→ Co-creation: Co-creation session; Expert opinion and advisory services; Stakeholder (and partner) analysis and mapping.
→ Testing and validation: Concept and proof-of-concept tests – concept feasibility study; Expert opinion, and advisory services; Idea selection and testing; Impact assessment and validation test; Large-scale real-life testing and piloting; Prototyping test; Simulation test; Small-scale real-life testing and experimentation; Usability testing.
→ Advisory Services: Expert opinion, and advisory services.
Visit our Living Lab Harmonisation Wiki Page for detailed descriptions of the Research & Development services that Living Labs offer.
The following technologies and devices are available to be used for research purposes in the LiCalab Older Adults Homes:
→ Activity Tracking/Monitoring
→ Assisting Technology
→ Custom made devices: Devices of partners (to be checked based on use case): smart health and/or consumer devices.
→ Other: Smartphones and tablets, Activity trackers, Devices of partners (to be checked based on use case)
Visit our Living Lab Harmonisation Wiki Page for more details regarding Living Lab technologies and devices.
LiCalab Older Adults Homes is open to work with Researchers working in the following domains (the list is non-exhastive):
→ Computer/Technology Scientists: Developing systems/tools/ technologies, testing and evaluating an ICT tool, prototype and real-life testing, computer vision & AI, Virtual Reality & Augmented Reality, Cybersecurity
→ Psychologists (Clinical, social, developmental, neuro-): Studying the behaviour and the mental wellbeing of participants, conducting psychometrics evaluation and real-life setting experimentation/observation/real life testing
→ Social workers/researchers: Conducting an investigation in accordance with the scientific methods and tools, studying the impact of new care models and/or care innovations on society, developing models for a caring and inclusive society
→ Experts in UX research and assessment: Developing the process for user experience design (UXD, UED, or XD) supporting user behaviour through usability, usefulness, and desirability provided in the interaction with a product or service, addressing all aspects as perceived by users with a focus on the quality of the user experience. Studying and experimenting the best practices for UI/UX and evaluating user’s experience in different situations and while using different tools
→ Experts in rehabilitation (physical, cognitive): Physiology, physiotherapy, occupational health research, rehabilitation and prevention.

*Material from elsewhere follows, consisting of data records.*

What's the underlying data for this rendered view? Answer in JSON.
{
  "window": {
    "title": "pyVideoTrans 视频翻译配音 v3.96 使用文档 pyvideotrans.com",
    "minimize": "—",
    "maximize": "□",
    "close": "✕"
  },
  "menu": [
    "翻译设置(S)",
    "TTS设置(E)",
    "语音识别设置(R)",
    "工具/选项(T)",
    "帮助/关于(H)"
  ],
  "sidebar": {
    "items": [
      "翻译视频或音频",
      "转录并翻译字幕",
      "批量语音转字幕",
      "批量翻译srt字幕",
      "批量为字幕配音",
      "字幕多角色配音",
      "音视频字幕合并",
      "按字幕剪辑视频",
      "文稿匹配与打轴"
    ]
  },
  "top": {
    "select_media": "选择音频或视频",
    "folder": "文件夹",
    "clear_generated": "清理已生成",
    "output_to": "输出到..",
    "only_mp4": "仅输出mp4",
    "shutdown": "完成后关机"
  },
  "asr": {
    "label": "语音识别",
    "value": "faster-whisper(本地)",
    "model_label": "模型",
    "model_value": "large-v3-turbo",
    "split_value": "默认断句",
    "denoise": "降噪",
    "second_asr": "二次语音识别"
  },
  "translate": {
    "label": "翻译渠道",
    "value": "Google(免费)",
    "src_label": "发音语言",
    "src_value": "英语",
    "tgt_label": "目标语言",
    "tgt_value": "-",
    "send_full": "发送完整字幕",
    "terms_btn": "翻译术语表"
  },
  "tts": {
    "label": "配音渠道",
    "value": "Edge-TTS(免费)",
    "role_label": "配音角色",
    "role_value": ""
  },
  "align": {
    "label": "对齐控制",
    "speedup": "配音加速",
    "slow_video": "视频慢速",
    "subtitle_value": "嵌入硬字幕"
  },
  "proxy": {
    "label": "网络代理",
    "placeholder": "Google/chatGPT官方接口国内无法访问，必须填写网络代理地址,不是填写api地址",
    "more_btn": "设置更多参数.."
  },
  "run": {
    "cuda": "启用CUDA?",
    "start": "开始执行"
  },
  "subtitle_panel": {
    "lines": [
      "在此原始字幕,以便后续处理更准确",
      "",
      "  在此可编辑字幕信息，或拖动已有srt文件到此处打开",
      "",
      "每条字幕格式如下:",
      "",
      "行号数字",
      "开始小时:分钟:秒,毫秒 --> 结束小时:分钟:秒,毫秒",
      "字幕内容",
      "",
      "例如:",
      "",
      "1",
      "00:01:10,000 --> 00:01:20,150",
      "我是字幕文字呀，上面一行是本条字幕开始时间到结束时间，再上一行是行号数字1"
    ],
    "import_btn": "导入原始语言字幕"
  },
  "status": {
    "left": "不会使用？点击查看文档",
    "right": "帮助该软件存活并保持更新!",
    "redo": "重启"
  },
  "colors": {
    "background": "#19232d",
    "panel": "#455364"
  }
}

Cognitive diseases assistive technology, neuromuscular rehabilitation assistive technology
→ Business developers: Studying the product-market fit, matching a solution with a societal need, learning about the user acceptance of products and services, as well as about potential products to develop, willingness to pay, business model and ideal route to market
→ Citizen Scientists / users as co-researchers: User empowerment, training, design, analysis and implementation of strategies and methodologies for user engagement and for raising awareness and generating citizen participation

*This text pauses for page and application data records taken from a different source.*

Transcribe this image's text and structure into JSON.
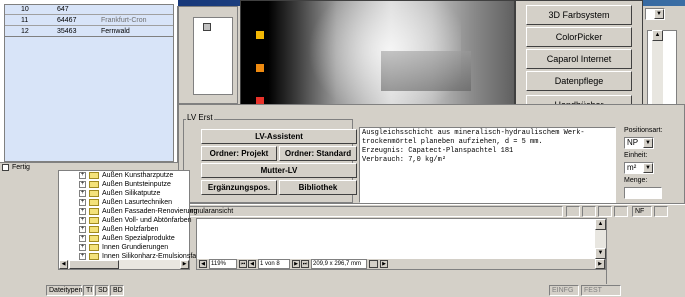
{
  "top_list": {
    "rows": [
      {
        "num": "10",
        "code": "647",
        "name": ""
      },
      {
        "num": "11",
        "code": "64467",
        "name": "Frankfurt-Cron"
      },
      {
        "num": "12",
        "code": "35463",
        "name": "Fernwald"
      }
    ]
  },
  "small_status": {
    "label": "Fertig"
  },
  "splash": {
    "buttons": [
      {
        "label": "3D Farbsystem",
        "accel": "3"
      },
      {
        "label": "ColorPicker",
        "accel": "C"
      },
      {
        "label": "Caparol Internet",
        "accel": "I"
      },
      {
        "label": "Datenpflege",
        "accel": "p"
      },
      {
        "label": "Handbücher",
        "accel": "H"
      }
    ],
    "dots": [
      "#f2b705",
      "#ee8a10",
      "#e8322a"
    ]
  },
  "lv_panel": {
    "group_label": "LV Erst",
    "buttons": {
      "assistant": "LV-Assistent",
      "ordner_projekt": "Ordner: Projekt",
      "ordner_standard": "Ordner: Standard",
      "mutter_lv": "Mutter-LV",
      "ergaenzung": "Ergänzungspos.",
      "bibliothek": "Bibliothek"
    },
    "text_lines": [
      "Ausgleichsschicht aus mineralisch-hydraulischem Werk-",
      "trockenmörtel planeben aufziehen, d = 5 mm.",
      "Erzeugnis: Capatect-Planspachtel 181",
      "Verbrauch: 7,0 kg/m²"
    ],
    "positionsart_label": "Positionsart:",
    "positionsart_value": "NP",
    "einheit_label": "Einheit:",
    "einheit_value": "m²",
    "menge_label": "Menge:",
    "menge_value": ""
  },
  "form_status": {
    "label": "Formularansicht",
    "nf": "NF"
  },
  "tree": {
    "items": [
      "Außen Kunstharzputze",
      "Außen Buntsteinputze",
      "Außen Silikatputze",
      "Außen Lasurtechniken",
      "Außen Fassaden-Renovierung",
      "Außen Voll- und Abtönfarben",
      "Außen Holzfarben",
      "Außen Spezialprodukte",
      "Innen Grundierungen",
      "Innen Silikonharz-Emulsionsfarb..."
    ]
  },
  "pdf_nav": {
    "zoom": "119%",
    "page": "1 von 8",
    "size": "209,9 x 296,7 mm"
  },
  "bottom_bar": {
    "dateitypen": "Dateitypen",
    "tabs": [
      "TI",
      "SD",
      "BD"
    ],
    "einfg": "EINFG",
    "fest": "FEST"
  }
}
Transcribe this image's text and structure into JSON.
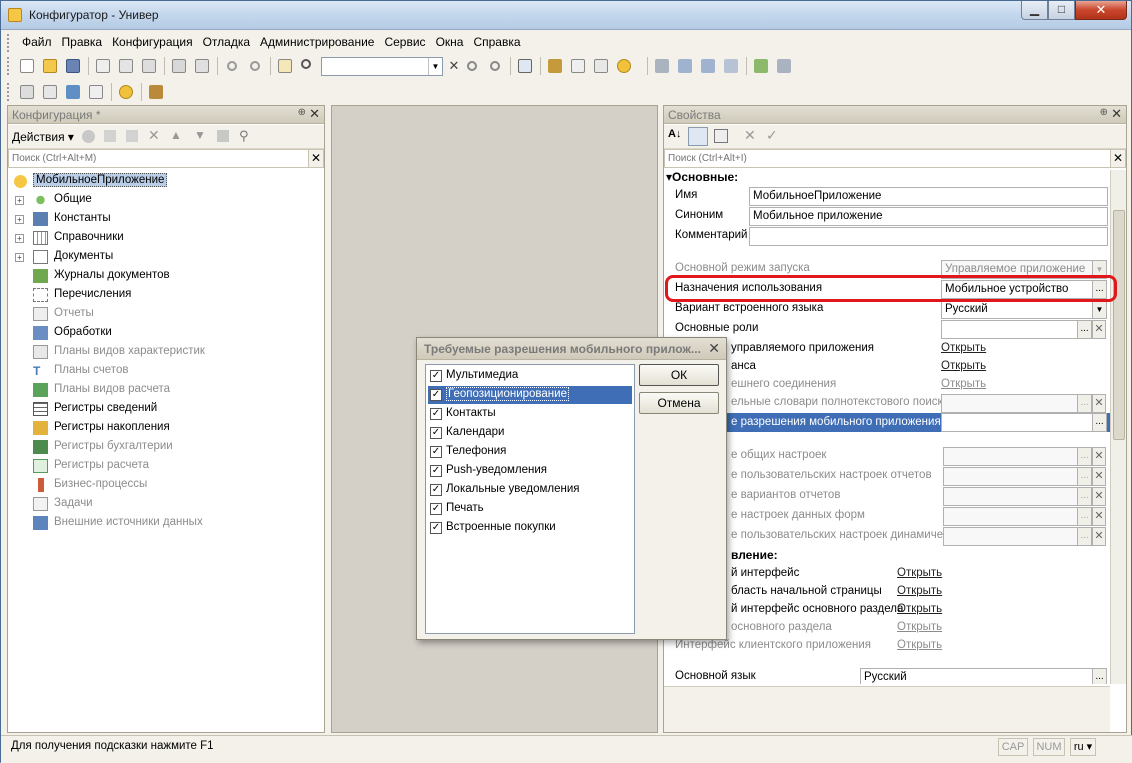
{
  "window": {
    "title": "Конфигуратор - Универ",
    "min_label": "▁",
    "max_label": "□",
    "close_label": "✕"
  },
  "menu": [
    "Файл",
    "Правка",
    "Конфигурация",
    "Отладка",
    "Администрирование",
    "Сервис",
    "Окна",
    "Справка"
  ],
  "left_panel": {
    "title": "Конфигурация *",
    "actions_label": "Действия ▾",
    "search_placeholder": "Поиск (Ctrl+Alt+M)",
    "tree": [
      {
        "label": "МобильноеПриложение",
        "selected": true,
        "expand": "",
        "icon": "app-icon"
      },
      {
        "label": "Общие",
        "expand": "+",
        "icon": "common-icon"
      },
      {
        "label": "Константы",
        "expand": "+",
        "icon": "constants-icon"
      },
      {
        "label": "Справочники",
        "expand": "+",
        "icon": "catalogs-icon"
      },
      {
        "label": "Документы",
        "expand": "+",
        "icon": "documents-icon"
      },
      {
        "label": "Журналы документов",
        "expand": "",
        "icon": "journals-icon"
      },
      {
        "label": "Перечисления",
        "expand": "",
        "icon": "enums-icon"
      },
      {
        "label": "Отчеты",
        "expand": "",
        "icon": "reports-icon",
        "dim": true
      },
      {
        "label": "Обработки",
        "expand": "",
        "icon": "processing-icon"
      },
      {
        "label": "Планы видов характеристик",
        "expand": "",
        "icon": "chart-char-icon",
        "dim": true
      },
      {
        "label": "Планы счетов",
        "expand": "",
        "icon": "chart-accounts-icon",
        "dim": true
      },
      {
        "label": "Планы видов расчета",
        "expand": "",
        "icon": "chart-calc-icon",
        "dim": true
      },
      {
        "label": "Регистры сведений",
        "expand": "",
        "icon": "info-registers-icon"
      },
      {
        "label": "Регистры накопления",
        "expand": "",
        "icon": "accum-registers-icon"
      },
      {
        "label": "Регистры бухгалтерии",
        "expand": "",
        "icon": "acc-registers-icon",
        "dim": true
      },
      {
        "label": "Регистры расчета",
        "expand": "",
        "icon": "calc-registers-icon",
        "dim": true
      },
      {
        "label": "Бизнес-процессы",
        "expand": "",
        "icon": "bp-icon",
        "dim": true
      },
      {
        "label": "Задачи",
        "expand": "",
        "icon": "tasks-icon",
        "dim": true
      },
      {
        "label": "Внешние источники данных",
        "expand": "",
        "icon": "ext-sources-icon",
        "dim": true
      }
    ]
  },
  "right_panel": {
    "title": "Свойства",
    "search_placeholder": "Поиск (Ctrl+Alt+I)",
    "section_main": "Основные:",
    "name_label": "Имя",
    "name_value": "МобильноеПриложение",
    "synonym_label": "Синоним",
    "synonym_value": "Мобильное приложение",
    "comment_label": "Комментарий",
    "comment_value": "",
    "launch_mode_label": "Основной режим запуска",
    "launch_mode_value": "Управляемое приложение",
    "usage_purpose_label": "Назначения использования",
    "usage_purpose_value": "Мобильное устройство",
    "builtin_lang_label": "Вариант встроенного языка",
    "builtin_lang_value": "Русский",
    "main_roles_label": "Основные роли",
    "main_roles_value": "",
    "row_managed_label": "управляемого приложения",
    "row_managed_link": "Открыть",
    "row_balance_label": "анса",
    "row_balance_link": "Открыть",
    "row_ext_label": "ешнего соединения",
    "row_ext_link": "Открыть",
    "row_fulltext_label": "ельные словари полнотекстового поиска",
    "row_mobile_perm_label": "е разрешения мобильного приложения",
    "row_common_label": "е общих настроек",
    "row_user_reports_label": "е пользовательских настроек отчетов",
    "row_report_variants_label": "е вариантов отчетов",
    "row_form_data_label": "е настроек данных форм",
    "row_dynamic_label": "е пользовательских настроек динамическ",
    "section_interface": "вление:",
    "row_iface_label": "й интерфейс",
    "row_iface_link": "Открыть",
    "row_home_label": "бласть начальной страницы",
    "row_home_link": "Открыть",
    "row_main_section_label": "й интерфейс основного раздела",
    "row_main_section_link": "Открыть",
    "row_section_label": "основного раздела",
    "row_section_link": "Открыть",
    "row_client_iface_label": "Интерфейс клиентского приложения",
    "row_client_iface_link": "Открыть",
    "main_lang_label": "Основной язык",
    "main_lang_value": "Русский"
  },
  "dialog": {
    "title": "Требуемые разрешения мобильного прилож...",
    "ok_label": "ОК",
    "cancel_label": "Отмена",
    "items": [
      {
        "label": "Мультимедиа",
        "checked": true
      },
      {
        "label": "Геопозиционирование",
        "checked": true,
        "selected": true
      },
      {
        "label": "Контакты",
        "checked": true
      },
      {
        "label": "Календари",
        "checked": true
      },
      {
        "label": "Телефония",
        "checked": true
      },
      {
        "label": "Push-уведомления",
        "checked": true
      },
      {
        "label": "Локальные уведомления",
        "checked": true
      },
      {
        "label": "Печать",
        "checked": true
      },
      {
        "label": "Встроенные покупки",
        "checked": true
      }
    ]
  },
  "status": {
    "hint": "Для получения подсказки нажмите F1",
    "cap": "CAP",
    "num": "NUM",
    "lang": "ru ▾"
  }
}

→ Data Scientists: Collecting, analysing and interpreting digital data, such as data analytics in healthcare and digital patient recordings (how patient information recording process is managed and utilized during the intervention by using digital tools in simulated situations)
The research proposals that would be of most interest for LiCalab Older Adults Homes are the following:
→ Collaborations or extensions of the Joint Research Activities: Studies that can be performed within or can extend the Belgian small scale studies for JRAs (Joint Research Activities) on ‘Rehabilitation supported by technology’ or ‘Everyday living environments’.
→ mHealth – (mobile) Monitoring of Health & Wellbeing: Proposals within the thematic areas of consumer devices for health and wellbeing, telemonitoring, assisted living devices, wearables, coaching platforms.
Some of the most inportant projects implemented in the LiCalab Older Adults Homes are the following:
→ Previous Projects:
→ Running/Ongoing Projects: